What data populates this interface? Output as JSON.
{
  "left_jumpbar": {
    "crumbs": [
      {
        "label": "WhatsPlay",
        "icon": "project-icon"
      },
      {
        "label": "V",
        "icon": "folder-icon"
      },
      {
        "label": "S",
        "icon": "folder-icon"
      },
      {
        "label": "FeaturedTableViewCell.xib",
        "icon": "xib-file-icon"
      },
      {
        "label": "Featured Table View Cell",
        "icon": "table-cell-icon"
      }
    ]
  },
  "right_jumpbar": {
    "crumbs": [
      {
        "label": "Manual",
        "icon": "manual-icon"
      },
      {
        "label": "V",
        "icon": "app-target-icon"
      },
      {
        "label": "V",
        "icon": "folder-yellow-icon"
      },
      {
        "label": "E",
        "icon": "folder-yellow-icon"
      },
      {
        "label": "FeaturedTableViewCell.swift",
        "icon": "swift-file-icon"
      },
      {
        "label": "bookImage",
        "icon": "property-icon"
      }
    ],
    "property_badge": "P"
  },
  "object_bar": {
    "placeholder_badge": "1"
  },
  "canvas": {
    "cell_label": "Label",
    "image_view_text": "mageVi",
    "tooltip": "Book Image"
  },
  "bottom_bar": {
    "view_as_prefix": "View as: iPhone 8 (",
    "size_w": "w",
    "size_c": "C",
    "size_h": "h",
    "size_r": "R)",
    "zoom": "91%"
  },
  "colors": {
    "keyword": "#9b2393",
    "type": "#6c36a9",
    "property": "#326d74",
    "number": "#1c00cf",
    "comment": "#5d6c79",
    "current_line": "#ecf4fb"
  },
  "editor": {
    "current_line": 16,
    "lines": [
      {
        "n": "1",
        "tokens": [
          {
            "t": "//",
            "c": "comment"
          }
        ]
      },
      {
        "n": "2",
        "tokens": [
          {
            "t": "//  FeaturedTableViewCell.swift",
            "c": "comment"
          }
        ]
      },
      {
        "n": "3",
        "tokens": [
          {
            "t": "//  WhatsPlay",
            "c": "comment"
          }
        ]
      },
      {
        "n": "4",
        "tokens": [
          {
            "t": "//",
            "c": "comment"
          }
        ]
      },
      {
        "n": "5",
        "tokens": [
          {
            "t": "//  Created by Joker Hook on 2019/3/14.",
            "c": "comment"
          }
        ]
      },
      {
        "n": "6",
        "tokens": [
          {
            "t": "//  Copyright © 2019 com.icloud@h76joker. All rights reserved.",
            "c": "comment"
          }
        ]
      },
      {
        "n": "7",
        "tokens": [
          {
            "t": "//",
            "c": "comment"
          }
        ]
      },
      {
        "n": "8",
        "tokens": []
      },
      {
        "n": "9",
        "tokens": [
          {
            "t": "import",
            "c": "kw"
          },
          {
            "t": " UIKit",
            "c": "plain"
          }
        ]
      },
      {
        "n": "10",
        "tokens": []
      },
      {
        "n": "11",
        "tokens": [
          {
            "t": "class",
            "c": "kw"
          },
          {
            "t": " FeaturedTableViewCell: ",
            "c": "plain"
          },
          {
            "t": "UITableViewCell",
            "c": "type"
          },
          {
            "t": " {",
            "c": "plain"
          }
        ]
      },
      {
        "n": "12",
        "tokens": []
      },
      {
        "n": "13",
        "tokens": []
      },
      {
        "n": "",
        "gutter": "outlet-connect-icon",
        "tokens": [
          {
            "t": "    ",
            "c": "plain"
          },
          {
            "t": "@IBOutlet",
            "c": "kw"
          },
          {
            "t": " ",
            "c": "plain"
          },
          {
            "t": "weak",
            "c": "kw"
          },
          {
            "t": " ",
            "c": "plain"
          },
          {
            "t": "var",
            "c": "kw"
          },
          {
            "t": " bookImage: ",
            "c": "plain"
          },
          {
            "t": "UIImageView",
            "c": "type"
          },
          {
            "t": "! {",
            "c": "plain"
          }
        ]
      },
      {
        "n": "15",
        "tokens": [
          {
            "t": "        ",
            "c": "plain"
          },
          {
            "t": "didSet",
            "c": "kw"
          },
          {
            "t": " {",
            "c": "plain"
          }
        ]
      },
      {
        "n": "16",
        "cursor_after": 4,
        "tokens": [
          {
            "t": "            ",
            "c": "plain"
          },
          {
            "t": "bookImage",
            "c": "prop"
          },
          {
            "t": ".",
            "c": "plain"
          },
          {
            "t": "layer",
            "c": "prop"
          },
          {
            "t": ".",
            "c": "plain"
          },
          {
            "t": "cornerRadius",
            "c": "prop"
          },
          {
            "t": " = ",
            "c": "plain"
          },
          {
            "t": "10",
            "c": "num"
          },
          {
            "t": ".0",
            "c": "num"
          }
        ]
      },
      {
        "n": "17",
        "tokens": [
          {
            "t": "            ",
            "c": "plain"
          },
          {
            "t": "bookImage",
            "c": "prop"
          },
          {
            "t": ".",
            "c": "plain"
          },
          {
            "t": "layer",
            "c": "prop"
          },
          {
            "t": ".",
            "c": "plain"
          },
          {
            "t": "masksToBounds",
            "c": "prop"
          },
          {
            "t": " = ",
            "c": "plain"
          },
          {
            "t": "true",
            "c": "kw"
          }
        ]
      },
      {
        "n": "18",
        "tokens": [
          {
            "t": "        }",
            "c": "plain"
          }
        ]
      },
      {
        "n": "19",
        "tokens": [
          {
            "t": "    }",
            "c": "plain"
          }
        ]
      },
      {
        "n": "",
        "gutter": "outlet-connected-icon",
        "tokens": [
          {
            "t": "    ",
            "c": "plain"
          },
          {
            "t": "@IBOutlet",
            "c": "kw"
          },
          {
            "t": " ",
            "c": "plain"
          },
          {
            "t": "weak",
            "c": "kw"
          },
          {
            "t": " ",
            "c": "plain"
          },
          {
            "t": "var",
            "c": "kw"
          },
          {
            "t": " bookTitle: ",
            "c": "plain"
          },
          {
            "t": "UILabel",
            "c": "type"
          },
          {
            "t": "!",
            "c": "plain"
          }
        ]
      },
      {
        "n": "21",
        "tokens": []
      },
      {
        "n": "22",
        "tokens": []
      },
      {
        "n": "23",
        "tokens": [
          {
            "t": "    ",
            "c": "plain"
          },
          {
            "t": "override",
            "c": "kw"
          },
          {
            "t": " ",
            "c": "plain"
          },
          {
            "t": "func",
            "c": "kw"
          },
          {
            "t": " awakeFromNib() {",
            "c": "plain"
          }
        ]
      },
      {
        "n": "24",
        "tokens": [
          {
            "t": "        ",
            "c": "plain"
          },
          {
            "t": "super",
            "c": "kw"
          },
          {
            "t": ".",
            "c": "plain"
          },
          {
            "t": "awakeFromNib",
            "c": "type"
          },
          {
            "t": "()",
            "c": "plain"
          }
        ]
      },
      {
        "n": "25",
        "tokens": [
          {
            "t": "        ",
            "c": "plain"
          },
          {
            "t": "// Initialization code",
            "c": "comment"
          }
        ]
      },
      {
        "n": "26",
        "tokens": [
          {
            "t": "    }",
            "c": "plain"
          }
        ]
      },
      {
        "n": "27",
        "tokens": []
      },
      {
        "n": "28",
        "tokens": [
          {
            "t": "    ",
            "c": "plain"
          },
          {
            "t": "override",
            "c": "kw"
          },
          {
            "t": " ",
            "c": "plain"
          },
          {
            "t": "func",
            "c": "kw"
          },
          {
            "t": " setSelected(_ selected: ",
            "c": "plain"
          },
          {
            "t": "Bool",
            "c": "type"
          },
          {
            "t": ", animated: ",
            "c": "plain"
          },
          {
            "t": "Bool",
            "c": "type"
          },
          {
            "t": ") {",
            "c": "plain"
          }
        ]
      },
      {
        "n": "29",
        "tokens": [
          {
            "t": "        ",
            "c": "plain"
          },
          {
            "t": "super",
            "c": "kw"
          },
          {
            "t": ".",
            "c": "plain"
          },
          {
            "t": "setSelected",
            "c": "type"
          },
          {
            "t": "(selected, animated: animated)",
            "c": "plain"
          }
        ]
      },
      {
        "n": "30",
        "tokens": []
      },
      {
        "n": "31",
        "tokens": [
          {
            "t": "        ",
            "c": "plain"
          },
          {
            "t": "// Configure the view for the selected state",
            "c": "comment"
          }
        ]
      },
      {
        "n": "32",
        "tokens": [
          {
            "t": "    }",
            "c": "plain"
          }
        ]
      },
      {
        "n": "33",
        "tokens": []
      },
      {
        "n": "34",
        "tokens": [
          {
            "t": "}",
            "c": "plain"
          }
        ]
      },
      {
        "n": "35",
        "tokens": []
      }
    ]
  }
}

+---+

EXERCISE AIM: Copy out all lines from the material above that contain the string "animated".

ANSWER SPACE:
            "t": ", animated: ",
            "t": "(selected, animated: animated)",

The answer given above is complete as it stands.